The WkiReader is most useful when you don't have ready access to the Web. Mine is usually setting next to my to be read pile of paper books. Once you get used to the screen, it's easy to look up something. Often times it's difficult to stop reading articles.
The other reason I keep the WikiReader handy is so my middle schooler can have ready access to Wikipedia. For various reasons, he's only allowed limited Web access. Having the WikiReader at hand lessens the negative impact of that rule.
The WkiReader has one shortcoming: you can't readily create your own content. I looked into this when I first got my unit. Much to my dismay I learned that you have to have on hand all of the content you're using before you can create the wiki files. It can't be done incrementally. This puts making your own content for the WikiReader outside the reach of almost everyone.
It also means that I'm stuck with the formatting errors in the original content. There are a number of errors in the wiki articles including the pronunciation guides are missing, some accented characters are displayed funny, and some articles are missing chunks of text.

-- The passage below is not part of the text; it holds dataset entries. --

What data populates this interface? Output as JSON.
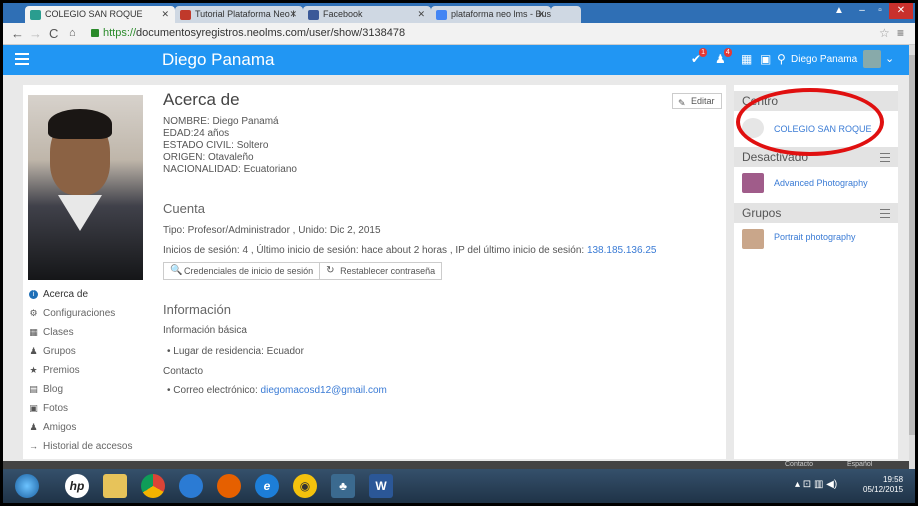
{
  "browser": {
    "tabs": [
      {
        "label": "COLEGIO SAN ROQUE",
        "favicon_color": "#2a9d8f",
        "active": true
      },
      {
        "label": "Tutorial Plataforma Neo I",
        "favicon_color": "#c0392b",
        "active": false
      },
      {
        "label": "Facebook",
        "favicon_color": "#3b5998",
        "active": false
      },
      {
        "label": "plataforma neo lms - Bus",
        "favicon_color": "#4285f4",
        "active": false
      }
    ],
    "url_scheme": "https://",
    "url_rest": "documentosyregistros.neolms.com/user/show/3138478"
  },
  "header": {
    "app_title": "Diego Panama",
    "user_name": "Diego Panama",
    "notif_count_1": "1",
    "notif_count_2": "4",
    "accent": "#2196f3"
  },
  "sidebar": {
    "items": [
      {
        "label": "Acerca de",
        "icon": "info-icon",
        "glyph": "i"
      },
      {
        "label": "Configuraciones",
        "icon": "gear-icon",
        "glyph": "⚙"
      },
      {
        "label": "Clases",
        "icon": "classes-icon",
        "glyph": "▦"
      },
      {
        "label": "Grupos",
        "icon": "groups-icon",
        "glyph": "♟"
      },
      {
        "label": "Premios",
        "icon": "star-icon",
        "glyph": "★"
      },
      {
        "label": "Blog",
        "icon": "blog-icon",
        "glyph": "▤"
      },
      {
        "label": "Fotos",
        "icon": "photo-icon",
        "glyph": "▣"
      },
      {
        "label": "Amigos",
        "icon": "friends-icon",
        "glyph": "♟"
      },
      {
        "label": "Historial de accesos",
        "icon": "arrow-right-icon",
        "glyph": "→"
      }
    ]
  },
  "about": {
    "title": "Acerca de",
    "edit_label": "Editar",
    "nombre": "NOMBRE: Diego Panamá",
    "edad": "EDAD:24 años",
    "estado": "ESTADO CIVIL: Soltero",
    "origen": "ORIGEN: Otavaleño",
    "nacionalidad": "NACIONALIDAD: Ecuatoriano"
  },
  "cuenta": {
    "title": "Cuenta",
    "tipo": "Tipo: Profesor/Administrador , Unido: Dic 2, 2015",
    "inicios": "Inicios de sesión: 4 , Último inicio de sesión: hace about 2 horas , IP del último inicio de sesión: ",
    "ip": "138.185.136.25",
    "cred_button": "Credenciales de inicio de sesión",
    "reset_button": "Restablecer contraseña"
  },
  "informacion": {
    "title": "Información",
    "basica": "Información básica",
    "residencia": "Lugar de residencia: Ecuador",
    "contacto": "Contacto",
    "correo_label": "Correo electrónico: ",
    "correo": "diegomacosd12@gmail.com"
  },
  "right": {
    "centro_title": "Centro",
    "centro_item": "COLEGIO SAN ROQUE",
    "desactivado_title": "Desactivado",
    "desactivado_item": "Advanced Photography",
    "grupos_title": "Grupos",
    "grupos_item": "Portrait photography"
  },
  "footer": {
    "contacto": "Contacto",
    "idioma": "Español"
  },
  "taskbar": {
    "time": "19:58",
    "date": "05/12/2015"
  }
}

All in all, I'm happy with the performance but not entirely convinced that it was worth the cost.